I thought this very unusual as the hinges being Solid Brass looked very nice and would have been an attractive item to use.
I made a couple of unsucessful attempts to install them and decided to make a jig to assist in the recess profile required.
Step 1. Overall profile
As they were 3mm or 1/8” overall profile I routed the perimeter profile depth using the jig in the accompaning pictures.
Step 2. Hinge pivot detail
I then routed the hinge profile down to 10mm 90 degrees
Step 3 Hinge locking spring detail
As the hinge locking mech needed to pivot out fron the hinge lock recess I routed this out to a depth of 10mm also
Step 4 Squaring up the routed areas
I used a chisel to square up the hinge end recesses as they finished square and parallel to the hinge perimeters.
Step 5 Fittment of the hinges
The hinges fitted up OK so I screwed up the six screws thinking the job was finished, however when i attempted to rotate the test sample the hinge wouldnt close.
I then dismantled one side and sanded a 45 deg bevel on one side and reassembled everything.
The hinges then worked just fine and locked in the 90 deg position OK.
At first I thought that they were worth time time it took for me fit them, as the certainly looked OK in the open position. The asembly time was about three hours, not considering the research I did trying to find installation instructions.
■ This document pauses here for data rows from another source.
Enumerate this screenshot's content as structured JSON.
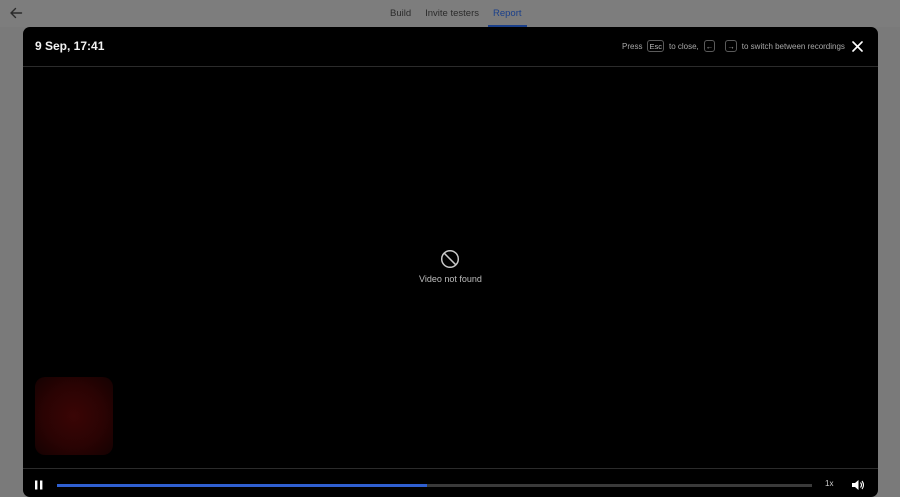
{
  "tabs": [
    {
      "label": "Build",
      "active": false
    },
    {
      "label": "Invite testers",
      "active": false
    },
    {
      "label": "Report",
      "active": true
    }
  ],
  "modal": {
    "title": "9 Sep, 17:41",
    "shortcuts": {
      "press": "Press",
      "esc_key": "Esc",
      "to_close": "to close,",
      "left_key": "←",
      "right_key": "→",
      "to_switch": "to switch between recordings"
    },
    "video_message": "Video not found"
  },
  "player": {
    "progress": 0.49,
    "speed_label": "1x"
  },
  "colors": {
    "accent": "#2f5fd0",
    "tab_active": "#1a3f8a",
    "modal_bg": "#000000"
  },
  "icons": {
    "back": "arrow-left-icon",
    "close": "close-icon",
    "not_found": "prohibited-icon",
    "pause": "pause-icon",
    "volume": "volume-icon"
  }
}
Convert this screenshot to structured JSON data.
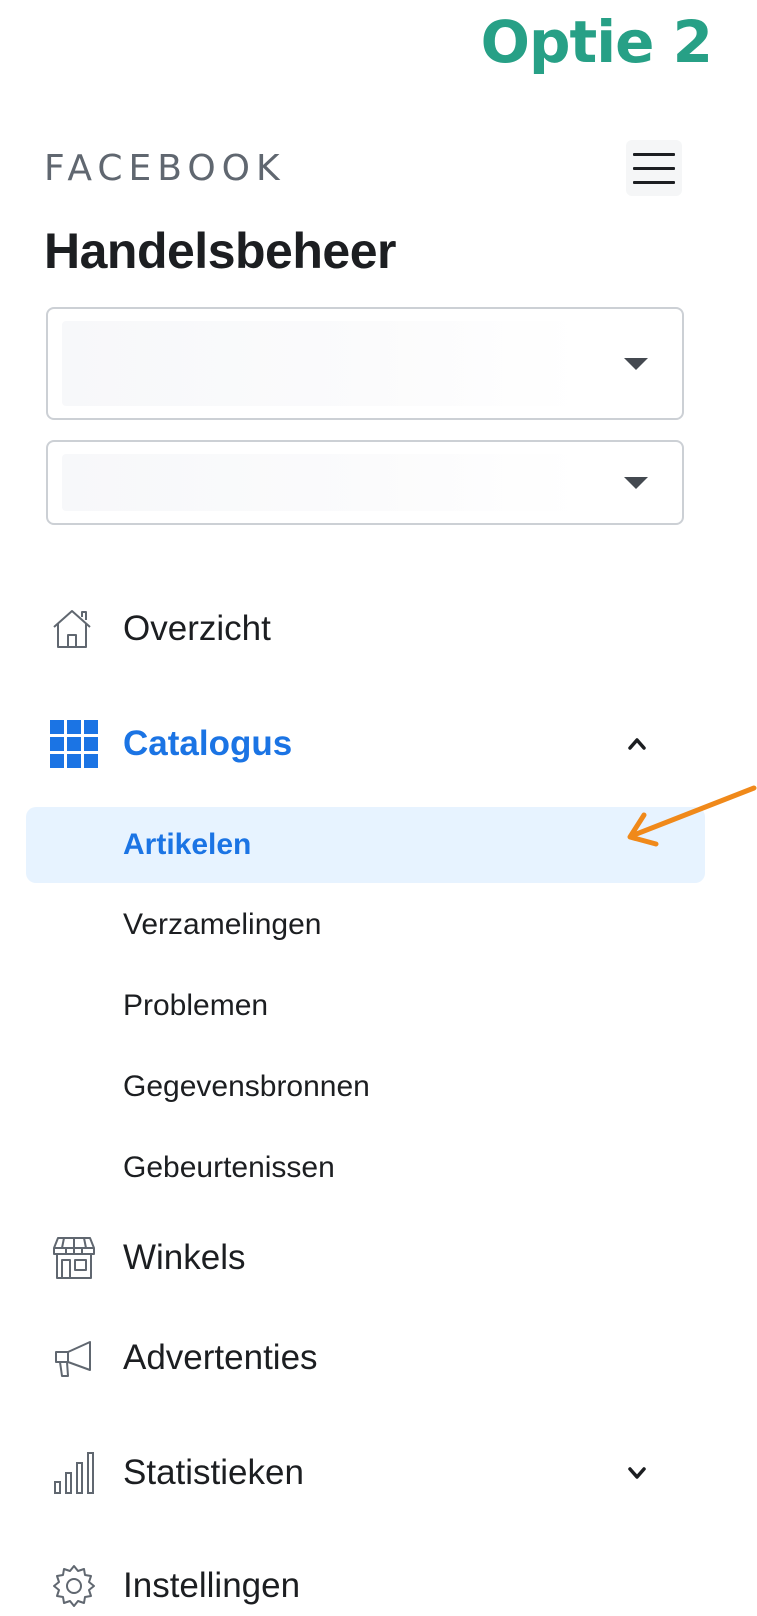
{
  "option_title": "Optie 2",
  "brand": "FACEBOOK",
  "app_title": "Handelsbeheer",
  "selectors": [
    {
      "value": ""
    },
    {
      "value": ""
    }
  ],
  "nav": {
    "overview": {
      "label": "Overzicht",
      "icon": "home-icon"
    },
    "catalog": {
      "label": "Catalogus",
      "icon": "grid-icon",
      "expanded": true
    },
    "catalog_items": [
      {
        "label": "Artikelen",
        "selected": true
      },
      {
        "label": "Verzamelingen",
        "selected": false
      },
      {
        "label": "Problemen",
        "selected": false
      },
      {
        "label": "Gegevensbronnen",
        "selected": false
      },
      {
        "label": "Gebeurtenissen",
        "selected": false
      }
    ],
    "shops": {
      "label": "Winkels",
      "icon": "shop-icon"
    },
    "ads": {
      "label": "Advertenties",
      "icon": "megaphone-icon"
    },
    "insights": {
      "label": "Statistieken",
      "icon": "bar-chart-icon",
      "expanded": false
    },
    "settings": {
      "label": "Instellingen",
      "icon": "gear-icon"
    }
  },
  "colors": {
    "option_title": "#27a086",
    "active_blue": "#1b74e4",
    "selected_bg": "#e7f3ff",
    "annotation_arrow": "#f0891a"
  }
}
However upon seeing the exposed sections of the hinges when closed changed my mind they were very ugly to say the least, ignoring the protruding screws, which I accept again lack of info.
This exposed area could be reduced 50 % by ensuring the axial hinge area was contained in the moving portion of the flap, again lack of information prevailed.
Value for Money:
New installations, not value for money, difficult to install and time consuming.
Replacement of existing system, altough expensive they are unique in their operation.
Good points. Well manufactured and finished and do look good
Bad Points. Expensive,difficult and time consuming to install, need to be oriented to conceal mechnism from view, no installation documentation available
I am not sure where you would use such a hinge again no doubt there is an folding panel application for them.
The hinges are let down in a big way by the lack of detailed installation instructions, along with their cost and limited application due to the size of the folding panel which relates to introduced stresses by the amount of weight it can support.
The hinges by virtue of my installation proved they have a fixed and moving orientation fitment.
Recommendation: I would not recommend the use of these hinges. In particular I would discourage any application in softwood due to introduced stresses on the timber and hinge via the folding panel from the user.
They possibly still has a role in the retro replacement of existing installations upon failure.
Conclusion: Due to the lack of information available which to me this alone indicates a very limited use of Butler Tray Hinges as a common furniture hinge in todays society.
-- Regards Robert